That’s what many activists and former nuclear regulators fear for the Indian Point Energy Center, a nuclear power plant that has operated in Westchester County for more than four decades. The plant provides a good chunk of the energy needs for the surrounding area, but it has come under fire in recent years for safety and environmental concerns, including its warming of the Hudson River and a recent case of bolts missing in one of its reactors. Two of the plant’s three reactor units are currently operating on expired licenses, with the state of New York having denied parent company Entergy’s extension requests due to suspected violations of the federal Clean Water Act. Following the 2011 earthquake and tsunami that caused catastrophic damage to Japan’s Fukushima Daiichi nuclear plant and surrounding area, the safety of nuclear energy as a whole has come under even greater scrutiny.
In the new documentary Indian Point, currently in select theaters, filmmaker Ivy Meeropol uses the plant to get into both sides of the nuclear debate.

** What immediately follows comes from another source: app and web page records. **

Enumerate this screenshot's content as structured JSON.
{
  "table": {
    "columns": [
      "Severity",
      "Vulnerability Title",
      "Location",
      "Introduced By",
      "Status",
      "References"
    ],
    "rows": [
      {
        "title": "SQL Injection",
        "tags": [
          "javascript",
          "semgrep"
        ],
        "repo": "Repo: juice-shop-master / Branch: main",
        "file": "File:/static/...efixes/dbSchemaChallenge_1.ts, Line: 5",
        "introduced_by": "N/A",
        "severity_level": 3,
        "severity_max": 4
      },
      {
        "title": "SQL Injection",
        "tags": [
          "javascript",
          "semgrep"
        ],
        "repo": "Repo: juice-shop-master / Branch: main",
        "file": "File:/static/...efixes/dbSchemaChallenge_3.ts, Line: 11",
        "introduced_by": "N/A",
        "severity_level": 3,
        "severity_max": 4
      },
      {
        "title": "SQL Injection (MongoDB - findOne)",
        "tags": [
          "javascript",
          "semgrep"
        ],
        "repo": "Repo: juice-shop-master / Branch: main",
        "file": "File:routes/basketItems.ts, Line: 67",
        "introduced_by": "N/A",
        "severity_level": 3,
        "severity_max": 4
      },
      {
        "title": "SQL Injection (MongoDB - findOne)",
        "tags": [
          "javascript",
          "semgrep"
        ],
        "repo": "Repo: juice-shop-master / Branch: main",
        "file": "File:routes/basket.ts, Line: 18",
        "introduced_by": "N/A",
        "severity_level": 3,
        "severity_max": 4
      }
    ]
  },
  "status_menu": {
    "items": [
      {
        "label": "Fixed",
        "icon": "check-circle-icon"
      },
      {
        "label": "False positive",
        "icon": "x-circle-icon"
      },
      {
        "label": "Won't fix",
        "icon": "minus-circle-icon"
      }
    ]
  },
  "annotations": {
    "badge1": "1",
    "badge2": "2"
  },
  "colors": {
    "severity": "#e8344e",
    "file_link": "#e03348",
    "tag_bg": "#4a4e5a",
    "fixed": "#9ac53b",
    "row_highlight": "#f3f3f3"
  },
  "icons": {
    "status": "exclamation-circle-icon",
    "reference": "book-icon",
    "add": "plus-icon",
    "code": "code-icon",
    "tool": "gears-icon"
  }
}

Meeropol, who is also a director on the upcoming second season of the National Geographic Channel series Years of Living Dangerously, tours both Indian Point and Fukushima. She profiles plant workers and executives (Entergy cooperated with the film) along with antinuclear activists, environmental nonprofits, and former chairman of the U.S. Nuclear Regulatory Commission (NRC) Gregory Jaczko.

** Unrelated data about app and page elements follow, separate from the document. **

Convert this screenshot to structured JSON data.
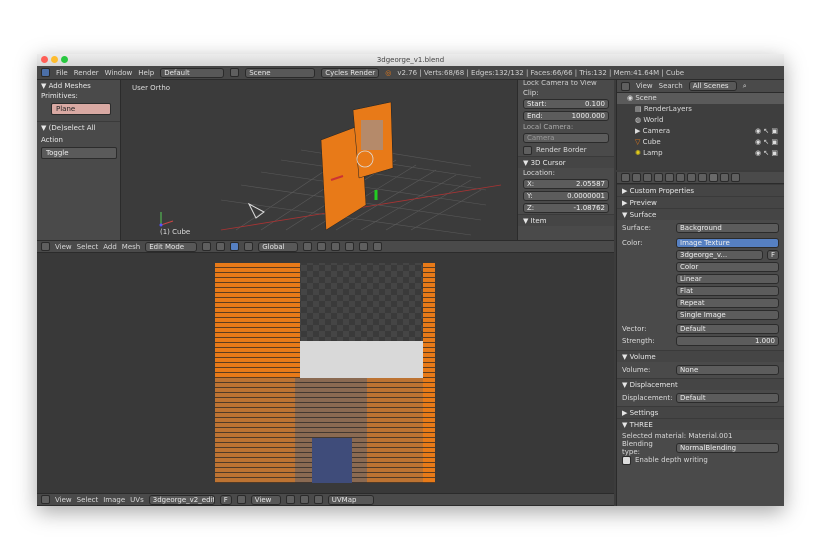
{
  "window": {
    "title": "3dgeorge_v1.blend"
  },
  "menubar": {
    "menus": [
      "File",
      "Render",
      "Window",
      "Help"
    ],
    "layout": "Default",
    "scene": "Scene",
    "engine": "Cycles Render",
    "stats": "v2.76 | Verts:68/68 | Edges:132/132 | Faces:66/66 | Tris:132 | Mem:41.64M | Cube"
  },
  "tools": {
    "add_meshes": "▼ Add Meshes",
    "primitives": "Primitives:",
    "plane": "Plane",
    "deselect_all": "▼ (De)select All",
    "action": "Action",
    "toggle": "Toggle"
  },
  "viewport": {
    "mode_label": "User Ortho",
    "object_label": "(1) Cube"
  },
  "npanel": {
    "lock_camera": "Lock Camera to View",
    "clip": "Clip:",
    "start_label": "Start:",
    "start_value": "0.100",
    "end_label": "End:",
    "end_value": "1000.000",
    "local_camera": "Local Camera:",
    "camera_field": "Camera",
    "render_border": "Render Border",
    "cursor_section": "▼ 3D Cursor",
    "location": "Location:",
    "x_label": "X:",
    "x_value": "2.05587",
    "y_label": "Y:",
    "y_value": "0.0000001",
    "z_label": "Z:",
    "z_value": "-1.08762",
    "item_section": "▼ Item"
  },
  "header3d": {
    "view": "View",
    "select": "Select",
    "add": "Add",
    "mesh": "Mesh",
    "mode": "Edit Mode",
    "orientation": "Global"
  },
  "headeruv": {
    "view": "View",
    "select": "Select",
    "image": "Image",
    "uvs": "UVs",
    "image_name": "3dgeorge_v2_edite...",
    "f": "F",
    "view2": "View",
    "uvmap": "UVMap"
  },
  "outliner": {
    "view": "View",
    "search": "Search",
    "filter": "All Scenes",
    "items": [
      "Scene",
      "RenderLayers",
      "World",
      "Camera",
      "Cube",
      "Lamp"
    ]
  },
  "properties": {
    "custom_props": "▶ Custom Properties",
    "preview": "▶ Preview",
    "surface": "▼ Surface",
    "surface_label": "Surface:",
    "surface_value": "Background",
    "color_label": "Color:",
    "color_value": "Image Texture",
    "image_field": "3dgeorge_v...",
    "image_f": "F",
    "opt_color": "Color",
    "opt_linear": "Linear",
    "opt_flat": "Flat",
    "opt_repeat": "Repeat",
    "opt_single": "Single Image",
    "vector_label": "Vector:",
    "vector_value": "Default",
    "strength_label": "Strength:",
    "strength_value": "1.000",
    "volume": "▼ Volume",
    "volume_label": "Volume:",
    "volume_value": "None",
    "displacement": "▼ Displacement",
    "displacement_label": "Displacement:",
    "displacement_value": "Default",
    "settings": "▶ Settings",
    "three": "▼ THREE",
    "selected_material": "Selected material: Material.001",
    "blending_label": "Blending type:",
    "blending_value": "NormalBlending",
    "depth_write": "Enable depth writing"
  },
  "colors": {
    "accent_orange": "#e87a18",
    "selected_blue": "#5680c2",
    "panel_bg": "#4a4a4a",
    "viewport_bg": "#3b3b3b"
  }
}
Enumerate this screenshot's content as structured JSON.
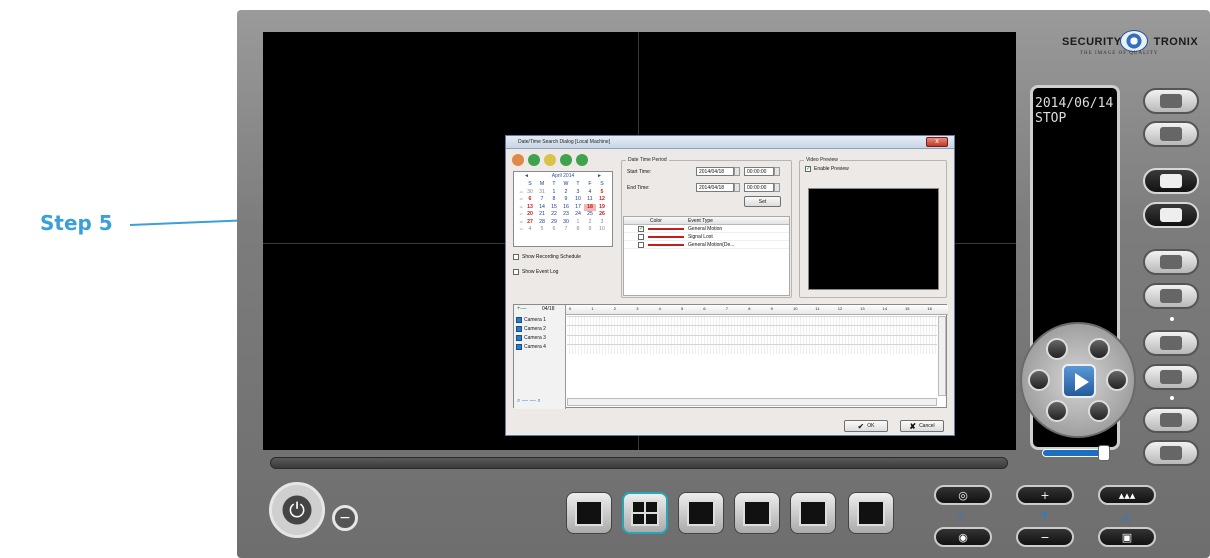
{
  "annotation": {
    "step_label": "Step 5"
  },
  "brand": {
    "name": "SECURITY",
    "name_suffix": "TRONIX",
    "tagline": "THE IMAGE OF QUALITY"
  },
  "osd": {
    "date": "2014/06/14",
    "status": "STOP"
  },
  "dialog": {
    "title": "Date/Time Search Dialog [Local Machine]",
    "close_label": "x",
    "calendar": {
      "month_label": "April 2014",
      "prev_label": "◄",
      "next_label": "►",
      "day_headers": [
        "S",
        "M",
        "T",
        "W",
        "T",
        "F",
        "S"
      ],
      "weeks": [
        {
          "wk": "14",
          "days": [
            "30",
            "31",
            "1",
            "2",
            "3",
            "4",
            "5"
          ]
        },
        {
          "wk": "15",
          "days": [
            "6",
            "7",
            "8",
            "9",
            "10",
            "11",
            "12"
          ]
        },
        {
          "wk": "16",
          "days": [
            "13",
            "14",
            "15",
            "16",
            "17",
            "18",
            "19"
          ]
        },
        {
          "wk": "17",
          "days": [
            "20",
            "21",
            "22",
            "23",
            "24",
            "25",
            "26"
          ]
        },
        {
          "wk": "18",
          "days": [
            "27",
            "28",
            "29",
            "30",
            "1",
            "2",
            "3"
          ]
        },
        {
          "wk": "19",
          "days": [
            "4",
            "5",
            "6",
            "7",
            "8",
            "9",
            "10"
          ]
        }
      ],
      "selected_day": "18"
    },
    "show_recording_schedule": "Show Recording Schedule",
    "show_event_log": "Show Event Log",
    "date_time_period": {
      "group_title": "Date Time Period",
      "start_label": "Start Time:",
      "start_date": "2014/04/18",
      "start_time": "00:00:00",
      "end_label": "End Time:",
      "end_date": "2014/04/18",
      "end_time": "00:00:00",
      "set_label": "Set"
    },
    "event_table": {
      "col_color": "Color",
      "col_type": "Event Type",
      "rows": [
        {
          "checked": true,
          "type": "General Motion"
        },
        {
          "checked": false,
          "type": "Signal Lost"
        },
        {
          "checked": false,
          "type": "General Motion(De..."
        }
      ]
    },
    "video_preview": {
      "group_title": "Video Preview",
      "enable_label": "Enable Preview",
      "enabled": true
    },
    "timeline": {
      "date_label": "04/18",
      "cameras": [
        "Camera 1",
        "Camera 2",
        "Camera 3",
        "Camera 4"
      ],
      "hours": [
        "0",
        "1",
        "2",
        "3",
        "4",
        "5",
        "6",
        "7",
        "8",
        "9",
        "10",
        "11",
        "12",
        "13",
        "14",
        "15",
        "16"
      ]
    },
    "ok_label": "OK",
    "cancel_label": "Cancel"
  },
  "colors": {
    "accent": "#3aa0dc",
    "event_line": "#c0201a",
    "play": "#245a9a"
  }
}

Though she says seeing the inner workings of the plant was “reassuring,” Meeropol still found many disturbing details. “All these people who work in a nuclear power plant, basically their main job is to make sure nothing goes terribly wrong,” she says. (See photos from Fukushima’s eerie ghost towns.)

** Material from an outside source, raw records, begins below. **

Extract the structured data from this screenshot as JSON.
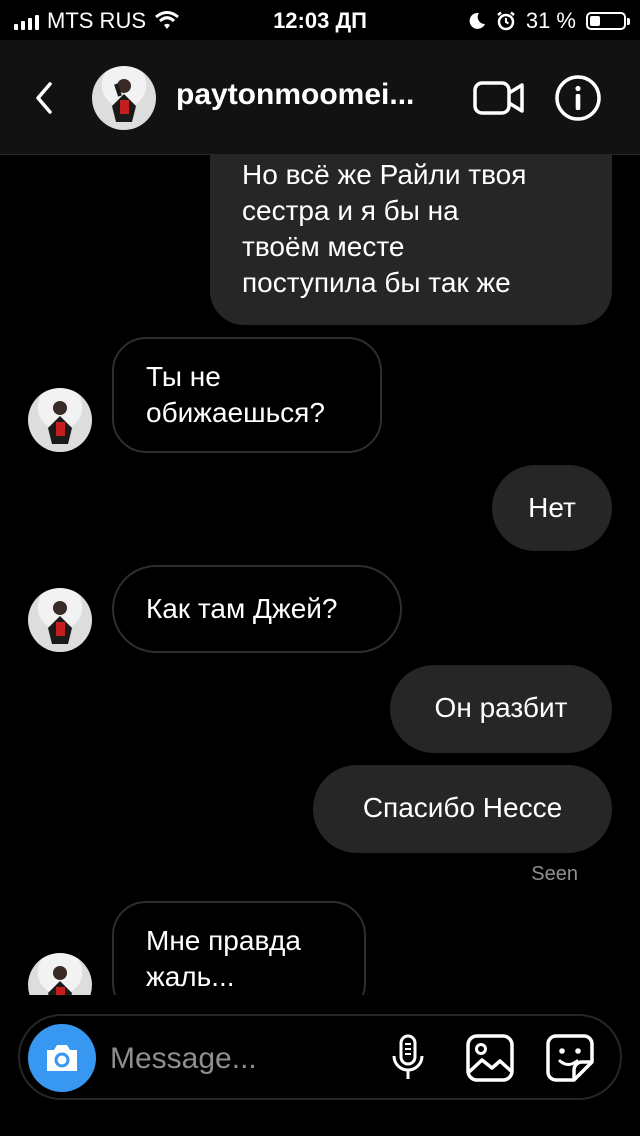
{
  "status_bar": {
    "carrier": "MTS RUS",
    "time": "12:03 ДП",
    "battery_percent": "31 %",
    "battery_level": 0.31
  },
  "header": {
    "username": "paytonmoomei..."
  },
  "messages": [
    {
      "direction": "out",
      "text_lines": [
        "Но всё же Райли твоя",
        "сестра и я бы на",
        "твоём месте",
        "поступила бы так же"
      ]
    },
    {
      "direction": "in",
      "text_lines": [
        "Ты не",
        "обижаешься?"
      ]
    },
    {
      "direction": "out",
      "text_lines": [
        "Нет"
      ]
    },
    {
      "direction": "in",
      "text_lines": [
        "Как там Джей?"
      ]
    },
    {
      "direction": "out",
      "text_lines": [
        "Он разбит"
      ]
    },
    {
      "direction": "out",
      "text_lines": [
        "Спасибо Нессе"
      ]
    },
    {
      "direction": "in",
      "text_lines": [
        "Мне правда",
        "жаль..."
      ]
    }
  ],
  "seen_label": "Seen",
  "composer": {
    "placeholder": "Message..."
  },
  "icons": {
    "back": "chevron-left-icon",
    "video": "video-camera-icon",
    "info": "info-icon",
    "camera": "camera-icon",
    "mic": "microphone-icon",
    "gallery": "gallery-icon",
    "sticker": "sticker-icon"
  },
  "colors": {
    "accent": "#3897f0",
    "background": "#000000",
    "outgoing_bubble": "#262626",
    "header": "#121212"
  }
}
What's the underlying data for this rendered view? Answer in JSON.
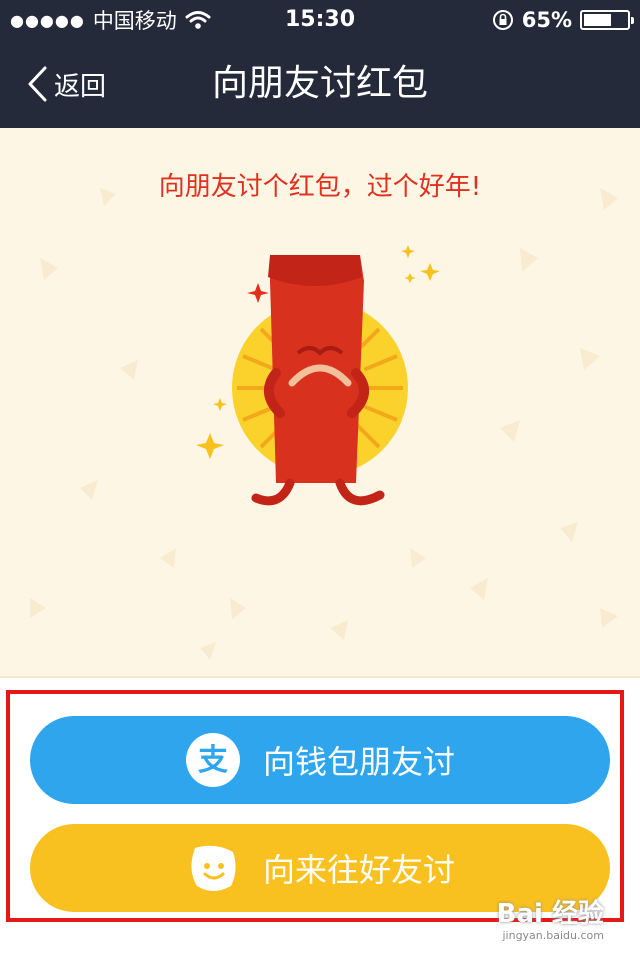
{
  "status_bar": {
    "signal_dots": "●●●●●",
    "carrier": "中国移动",
    "time": "15:30",
    "battery_percent": "65%",
    "battery_level": 0.65
  },
  "nav": {
    "back_label": "返回",
    "title": "向朋友讨红包"
  },
  "content": {
    "tagline": "向朋友讨个红包，过个好年!"
  },
  "actions": {
    "wallet_friends": "向钱包朋友讨",
    "laiwang_friends": "向来往好友讨"
  },
  "watermark": {
    "main": "Bai 经验",
    "sub": "jingyan.baidu.com"
  },
  "colors": {
    "nav_bg": "#252A3B",
    "content_bg": "#FEF6E5",
    "tagline": "#E0301E",
    "button_blue": "#2FA5EE",
    "button_yellow": "#F9C11F",
    "highlight_border": "#E61717"
  },
  "icons": {
    "signal": "signal-dots-icon",
    "wifi": "wifi-icon",
    "rotation_lock": "rotation-lock-icon",
    "battery": "battery-icon",
    "back": "chevron-left-icon",
    "alipay": "alipay-icon",
    "laiwang": "laiwang-smiley-icon",
    "red_envelope": "red-envelope-mascot-illustration"
  }
}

Meeropol spoke to National Geographic about her journey into the central reactor of the nuclear debate, why nuclear power puts aquatic wildlife in danger, and just how scared New Yorkers should be about Indian Point.
Describe the experience you had of stepping into Indian Point for the first time with your camera.
The first time, the owners of Indian Point were only allowing me to film a typical tour that school groups can go on, or politicians. It’s a very controlled situation, where they bring you just to a few parts of the plant—you do not go to the radioactive side. That wasn’t really what I was looking for. As a documentary filmmaker, you want to go deeper, and you want to access areas that not everyone can typically see.
After that I kept pushing, calling the communications department, saying, “What I really want is for you to introduce me to someone who has worked there for a long time.” I was able to convince them that their side never gets seen. There are lots of films about nuclear power, and they’re all about trying to shut them down.
Personally, I found myself kind of giddy. It was a strange experience, like, “I can’t believe I’m so excited to go into a nuclear power plant.”
What were the most surprising things you learned about the nuclear industry or nuclear regulation in the United States?
Plants get original 40-year licenses to operate, and then they have to reapply for another 20 years. What I found surprising was how limited the scope was in what the [Nuclear Regulatory Commission] looks at to decide whether they can be relicensed. All of these issues that the public is concerned about [aren’t addressed], like whether you can evacuate. Twenty million people live in the danger zone around Indian Point, and there’s just no way to evacuate. So we have evacuation route signs all over the place—they practice for evacuation, they have siren testing. But everyone agrees, including most first responders in the tristate area, that you cannot evacuate. You know what it’s like at rush hour…